Snow patch watchers expect it to melt away by the weekend. 

This weekend, Scotland's most resilient snow patch, dubbed Sphinx, is expected to melt away. The news has been met with a surprising outpouring of emotion and nationwide coverage. Even The Financial Times covered the story with the headline "The end is nigh for Britain's last snow". The story has also gone international, featuring in radio reports as far away as New Zealand.

So what is it about Sphinx that has captured the public’s imagination?  Some have suggested it could be symbolic. The Sphinx represents how we all feel, helpless and doomed to a fate determined by leaders like Donald Trump and Kim Jong Un. 

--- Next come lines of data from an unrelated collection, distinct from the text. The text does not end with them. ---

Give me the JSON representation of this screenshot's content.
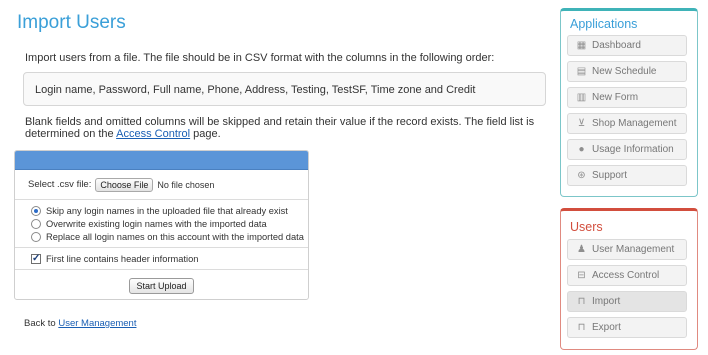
{
  "page": {
    "title": "Import Users",
    "intro": "Import users from a file. The file should be in CSV format with the columns in the following order:",
    "columns": "Login name, Password, Full name, Phone, Address, Testing, TestSF, Time zone and Credit",
    "blank_note_before": "Blank fields and omitted columns will be skipped and retain their value if the record exists. The field list is determined on the ",
    "blank_note_link": "Access Control",
    "blank_note_after": " page."
  },
  "upload": {
    "file_label": "Select .csv file:",
    "file_button": "Choose File",
    "file_status": "No file chosen",
    "options": [
      {
        "label": "Skip any login names in the uploaded file that already exist",
        "selected": true
      },
      {
        "label": "Overwrite existing login names with the imported data",
        "selected": false
      },
      {
        "label": "Replace all login names on this account with the imported data",
        "selected": false
      }
    ],
    "header_checkbox_label": "First line contains header information",
    "header_checkbox_checked": true,
    "start_button": "Start Upload"
  },
  "footer": {
    "back_prefix": "Back to ",
    "back_link": "User Management"
  },
  "applications": {
    "title": "Applications",
    "items": [
      {
        "label": "Dashboard",
        "icon": "grid-icon"
      },
      {
        "label": "New Schedule",
        "icon": "calendar-icon"
      },
      {
        "label": "New Form",
        "icon": "form-icon"
      },
      {
        "label": "Shop Management",
        "icon": "cart-icon"
      },
      {
        "label": "Usage Information",
        "icon": "info-icon"
      },
      {
        "label": "Support",
        "icon": "lifebuoy-icon"
      }
    ]
  },
  "users": {
    "title": "Users",
    "items": [
      {
        "label": "User Management",
        "icon": "user-icon"
      },
      {
        "label": "Access Control",
        "icon": "lock-icon"
      },
      {
        "label": "Import",
        "icon": "inbox-import-icon"
      },
      {
        "label": "Export",
        "icon": "inbox-export-icon"
      }
    ]
  },
  "colors": {
    "title_blue": "#3a9fd8",
    "apps_accent": "#3fb3b8",
    "users_accent": "#d24e3d",
    "panel_header": "#5b95d8"
  }
}
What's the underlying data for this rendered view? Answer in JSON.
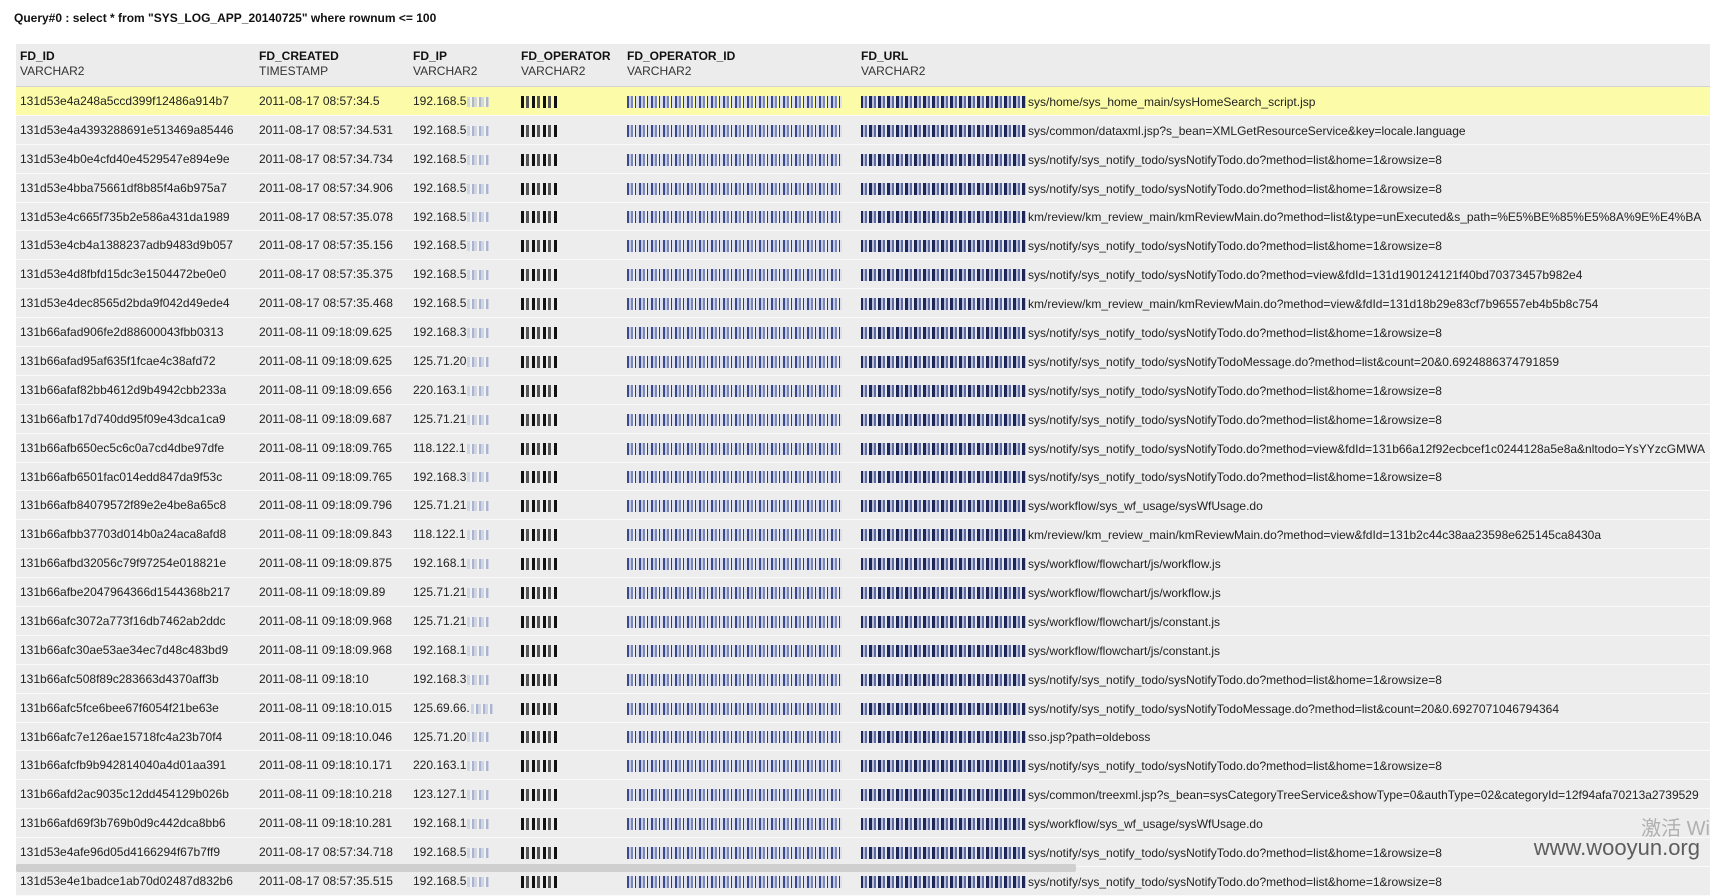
{
  "query_title": "Query#0 : select * from \"SYS_LOG_APP_20140725\" where rownum <= 100",
  "columns": [
    {
      "name": "FD_ID",
      "type": "VARCHAR2"
    },
    {
      "name": "FD_CREATED",
      "type": "TIMESTAMP"
    },
    {
      "name": "FD_IP",
      "type": "VARCHAR2"
    },
    {
      "name": "FD_OPERATOR",
      "type": "VARCHAR2"
    },
    {
      "name": "FD_OPERATOR_ID",
      "type": "VARCHAR2"
    },
    {
      "name": "FD_URL",
      "type": "VARCHAR2"
    }
  ],
  "rows": [
    {
      "id": "131d53e4a248a5ccd399f12486a914b7",
      "created": "2011-08-17 08:57:34.5",
      "ip": "192.168.5",
      "url": "sys/home/sys_home_main/sysHomeSearch_script.jsp"
    },
    {
      "id": "131d53e4a4393288691e513469a85446",
      "created": "2011-08-17 08:57:34.531",
      "ip": "192.168.5",
      "url": "sys/common/dataxml.jsp?s_bean=XMLGetResourceService&key=locale.language"
    },
    {
      "id": "131d53e4b0e4cfd40e4529547e894e9e",
      "created": "2011-08-17 08:57:34.734",
      "ip": "192.168.5",
      "url": "sys/notify/sys_notify_todo/sysNotifyTodo.do?method=list&home=1&rowsize=8"
    },
    {
      "id": "131d53e4bba75661df8b85f4a6b975a7",
      "created": "2011-08-17 08:57:34.906",
      "ip": "192.168.5",
      "url": "sys/notify/sys_notify_todo/sysNotifyTodo.do?method=list&home=1&rowsize=8"
    },
    {
      "id": "131d53e4c665f735b2e586a431da1989",
      "created": "2011-08-17 08:57:35.078",
      "ip": "192.168.5",
      "url": "km/review/km_review_main/kmReviewMain.do?method=list&type=unExecuted&s_path=%E5%BE%85%E5%8A%9E%E4%BA"
    },
    {
      "id": "131d53e4cb4a1388237adb9483d9b057",
      "created": "2011-08-17 08:57:35.156",
      "ip": "192.168.5",
      "url": "sys/notify/sys_notify_todo/sysNotifyTodo.do?method=list&home=1&rowsize=8"
    },
    {
      "id": "131d53e4d8fbfd15dc3e1504472be0e0",
      "created": "2011-08-17 08:57:35.375",
      "ip": "192.168.5",
      "url": "sys/notify/sys_notify_todo/sysNotifyTodo.do?method=view&fdId=131d190124121f40bd70373457b982e4"
    },
    {
      "id": "131d53e4dec8565d2bda9f042d49ede4",
      "created": "2011-08-17 08:57:35.468",
      "ip": "192.168.5",
      "url": "km/review/km_review_main/kmReviewMain.do?method=view&fdId=131d18b29e83cf7b96557eb4b5b8c754"
    },
    {
      "id": "131b66afad906fe2d88600043fbb0313",
      "created": "2011-08-11 09:18:09.625",
      "ip": "192.168.3",
      "url": "sys/notify/sys_notify_todo/sysNotifyTodo.do?method=list&home=1&rowsize=8"
    },
    {
      "id": "131b66afad95af635f1fcae4c38afd72",
      "created": "2011-08-11 09:18:09.625",
      "ip": "125.71.20",
      "url": "sys/notify/sys_notify_todo/sysNotifyTodoMessage.do?method=list&count=20&0.6924886374791859"
    },
    {
      "id": "131b66afaf82bb4612d9b4942cbb233a",
      "created": "2011-08-11 09:18:09.656",
      "ip": "220.163.1",
      "url": "sys/notify/sys_notify_todo/sysNotifyTodo.do?method=list&home=1&rowsize=8"
    },
    {
      "id": "131b66afb17d740dd95f09e43dca1ca9",
      "created": "2011-08-11 09:18:09.687",
      "ip": "125.71.21",
      "url": "sys/notify/sys_notify_todo/sysNotifyTodo.do?method=list&home=1&rowsize=8"
    },
    {
      "id": "131b66afb650ec5c6c0a7cd4dbe97dfe",
      "created": "2011-08-11 09:18:09.765",
      "ip": "118.122.1",
      "url": "sys/notify/sys_notify_todo/sysNotifyTodo.do?method=view&fdId=131b66a12f92ecbcef1c0244128a5e8a&nltodo=YsYYzcGMWA"
    },
    {
      "id": "131b66afb6501fac014edd847da9f53c",
      "created": "2011-08-11 09:18:09.765",
      "ip": "192.168.3",
      "url": "sys/notify/sys_notify_todo/sysNotifyTodo.do?method=list&home=1&rowsize=8"
    },
    {
      "id": "131b66afb84079572f89e2e4be8a65c8",
      "created": "2011-08-11 09:18:09.796",
      "ip": "125.71.21",
      "url": "sys/workflow/sys_wf_usage/sysWfUsage.do"
    },
    {
      "id": "131b66afbb37703d014b0a24aca8afd8",
      "created": "2011-08-11 09:18:09.843",
      "ip": "118.122.1",
      "url": "km/review/km_review_main/kmReviewMain.do?method=view&fdId=131b2c44c38aa23598e625145ca8430a"
    },
    {
      "id": "131b66afbd32056c79f97254e018821e",
      "created": "2011-08-11 09:18:09.875",
      "ip": "192.168.1",
      "url": "sys/workflow/flowchart/js/workflow.js"
    },
    {
      "id": "131b66afbe2047964366d1544368b217",
      "created": "2011-08-11 09:18:09.89",
      "ip": "125.71.21",
      "url": "sys/workflow/flowchart/js/workflow.js"
    },
    {
      "id": "131b66afc3072a773f16db7462ab2ddc",
      "created": "2011-08-11 09:18:09.968",
      "ip": "125.71.21",
      "url": "sys/workflow/flowchart/js/constant.js"
    },
    {
      "id": "131b66afc30ae53ae34ec7d48c483bd9",
      "created": "2011-08-11 09:18:09.968",
      "ip": "192.168.1",
      "url": "sys/workflow/flowchart/js/constant.js"
    },
    {
      "id": "131b66afc508f89c283663d4370aff3b",
      "created": "2011-08-11 09:18:10",
      "ip": "192.168.3",
      "url": "sys/notify/sys_notify_todo/sysNotifyTodo.do?method=list&home=1&rowsize=8"
    },
    {
      "id": "131b66afc5fce6bee67f6054f21be63e",
      "created": "2011-08-11 09:18:10.015",
      "ip": "125.69.66.",
      "url": "sys/notify/sys_notify_todo/sysNotifyTodoMessage.do?method=list&count=20&0.6927071046794364"
    },
    {
      "id": "131b66afc7e126ae15718fc4a23b70f4",
      "created": "2011-08-11 09:18:10.046",
      "ip": "125.71.20",
      "url": "sso.jsp?path=oldeboss"
    },
    {
      "id": "131b66afcfb9b942814040a4d01aa391",
      "created": "2011-08-11 09:18:10.171",
      "ip": "220.163.1",
      "url": "sys/notify/sys_notify_todo/sysNotifyTodo.do?method=list&home=1&rowsize=8"
    },
    {
      "id": "131b66afd2ac9035c12dd454129b026b",
      "created": "2011-08-11 09:18:10.218",
      "ip": "123.127.1",
      "url": "sys/common/treexml.jsp?s_bean=sysCategoryTreeService&showType=0&authType=02&categoryId=12f94afa70213a2739529"
    },
    {
      "id": "131b66afd69f3b769b0d9c442dca8bb6",
      "created": "2011-08-11 09:18:10.281",
      "ip": "192.168.1",
      "url": "sys/workflow/sys_wf_usage/sysWfUsage.do"
    },
    {
      "id": "131d53e4afe96d05d4166294f67b7ff9",
      "created": "2011-08-17 08:57:34.718",
      "ip": "192.168.5",
      "url": "sys/notify/sys_notify_todo/sysNotifyTodo.do?method=list&home=1&rowsize=8"
    },
    {
      "id": "131d53e4e1badce1ab70d02487d832b6",
      "created": "2011-08-17 08:57:35.515",
      "ip": "192.168.5",
      "url": "sys/notify/sys_notify_todo/sysNotifyTodo.do?method=list&home=1&rowsize=8"
    }
  ],
  "selected_row_index": 0,
  "watermark": "www.wooyun.org",
  "activate_text": "激活 Wi"
}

Regular contributors to the Facebook page “Snow Patches in Scotland”  have their own, more prosaic theories. One tells me that the British are “generally a bit obsessed with weather and climate”, while another says snow-patches are "more interesting than anything Trump/May/Boris or Vladimir have to say”.

Those more interested in patches of snow than the existential consequences of international relations could be dismissed as having seriously skewed priorities, but there's more to the story of Sphinx than lies on the surface. 

For a start it's thought to be 300 years old, covering a small square of the Cairngorms for centuries with just six brief interruptions. Last time the Sphinx disappeared was 11 years ago. Though it may melt away this weekend, it is expected to be back by winter. 

Iain Cameron, the man who set up the Facebook page "Snow Patches in Scotland" and someone who has recorded and measured snow patches since he was a young boy, says that Sphinx has shrunk to the size of a large dinner table and he expects it will have melted entirely by this Saturday.

It came close to disappearing in 2011 as well, he adds. In October of that year, Sphinx at around its current size and only a heavy snowstorm revived it.

"They tend to keep the same shape and form every year," Cameron tells me. "It might sound weird to say, but it’s like seeing an elderly relative or an old friend. You’re slightly disappointed if it’s not in as good a condition."

But why has Sphinx survived for so long? The patch of land that Sphinx lies above faces towards the North East, meaning it is sheltered from the elements by large natural formations called Corries and avoids the bulk of what sunlight northern Scotland has to offer. 

It also sits on a bid of soil rather than boulder-fields, unlike the snow patches on Britain's highest mountain Ben Nevis. Boulder-fields allow air through them, but the soil does not, meaning the Sphinx melts only from the top.

Cameron is hesistant to attribute the increased rate of Sphinx's melting to climate change. He says meterologists can decide the causes based on the data which he and his fellow anoraks (as he calls them) collect. 

That data shows that over the past 11 years since Sphinx last melted it has changed size each year, not following any discernable pattern. “There is no rhyme or reason because of the vagaries of the Scottish climate," says Cameron.

One thing that has changed is Sphinx's title is no longer quite so secure. There is another snow patch in near Ben Nevis vying for the position of the last in Scotland. Cameron says that it is 50:50 as to which one will go first.